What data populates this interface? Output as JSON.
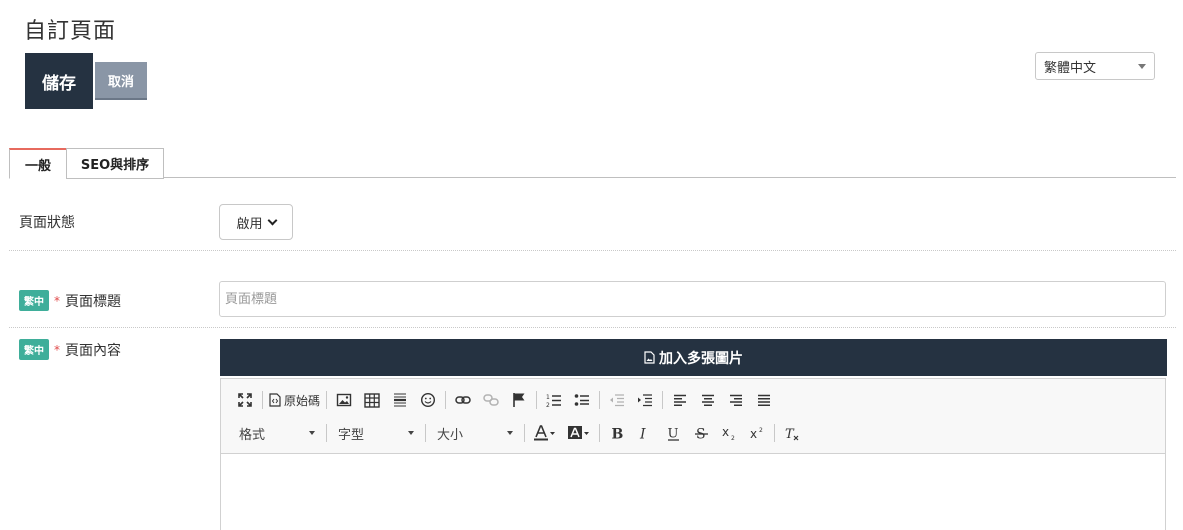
{
  "header": {
    "title": "自訂頁面"
  },
  "actions": {
    "save_label": "儲存",
    "cancel_label": "取消"
  },
  "language": {
    "selected": "繁體中文"
  },
  "tabs": [
    {
      "label": "一般",
      "active": true
    },
    {
      "label": "SEO與排序",
      "active": false
    }
  ],
  "form": {
    "status": {
      "label": "頁面狀態",
      "value": "啟用"
    },
    "page_title": {
      "badge": "繁中",
      "required_mark": "*",
      "label": "頁面標題",
      "placeholder": "頁面標題",
      "value": ""
    },
    "page_content": {
      "badge": "繁中",
      "required_mark": "*",
      "label": "頁面內容",
      "add_images_label": "加入多張圖片"
    }
  },
  "editor": {
    "source_label": "原始碼",
    "format_label": "格式",
    "font_label": "字型",
    "size_label": "大小",
    "toolbar_row1_icons": [
      "maximize-icon",
      "source-icon",
      "image-icon",
      "table-icon",
      "horizontal-line-icon",
      "smiley-icon",
      "link-icon",
      "unlink-icon",
      "anchor-flag-icon",
      "numbered-list-icon",
      "bulleted-list-icon",
      "outdent-icon",
      "indent-icon",
      "align-left-icon",
      "align-center-icon",
      "align-right-icon",
      "justify-icon"
    ],
    "toolbar_row2_icons": [
      "text-color-icon",
      "background-color-icon",
      "bold-icon",
      "italic-icon",
      "underline-icon",
      "strikethrough-icon",
      "subscript-icon",
      "superscript-icon",
      "remove-format-icon"
    ]
  },
  "colors": {
    "dark_navy": "#253241",
    "cancel_gray": "#8a96a6",
    "badge_teal": "#3fae9a",
    "tab_accent": "#e76a5e",
    "required_red": "#e04a4a"
  }
}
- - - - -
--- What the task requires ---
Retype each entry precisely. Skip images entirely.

--- Answer to the problem ---
What data populates this interface? Output as JSON.
{
  "header": {
    "title": "自訂頁面"
  },
  "actions": {
    "save_label": "儲存",
    "cancel_label": "取消"
  },
  "language": {
    "selected": "繁體中文"
  },
  "tabs": [
    {
      "label": "一般",
      "active": true
    },
    {
      "label": "SEO與排序",
      "active": false
    }
  ],
  "form": {
    "status": {
      "label": "頁面狀態",
      "value": "啟用"
    },
    "page_title": {
      "badge": "繁中",
      "required_mark": "*",
      "label": "頁面標題",
      "placeholder": "頁面標題",
      "value": ""
    },
    "page_content": {
      "badge": "繁中",
      "required_mark": "*",
      "label": "頁面內容",
      "add_images_label": "加入多張圖片"
    }
  },
  "editor": {
    "source_label": "原始碼",
    "format_label": "格式",
    "font_label": "字型",
    "size_label": "大小",
    "toolbar_row1_icons": [
      "maximize-icon",
      "source-icon",
      "image-icon",
      "table-icon",
      "horizontal-line-icon",
      "smiley-icon",
      "link-icon",
      "unlink-icon",
      "anchor-flag-icon",
      "numbered-list-icon",
      "bulleted-list-icon",
      "outdent-icon",
      "indent-icon",
      "align-left-icon",
      "align-center-icon",
      "align-right-icon",
      "justify-icon"
    ],
    "toolbar_row2_icons": [
      "text-color-icon",
      "background-color-icon",
      "bold-icon",
      "italic-icon",
      "underline-icon",
      "strikethrough-icon",
      "subscript-icon",
      "superscript-icon",
      "remove-format-icon"
    ]
  },
  "colors": {
    "dark_navy": "#253241",
    "cancel_gray": "#8a96a6",
    "badge_teal": "#3fae9a",
    "tab_accent": "#e76a5e",
    "required_red": "#e04a4a"
  }
}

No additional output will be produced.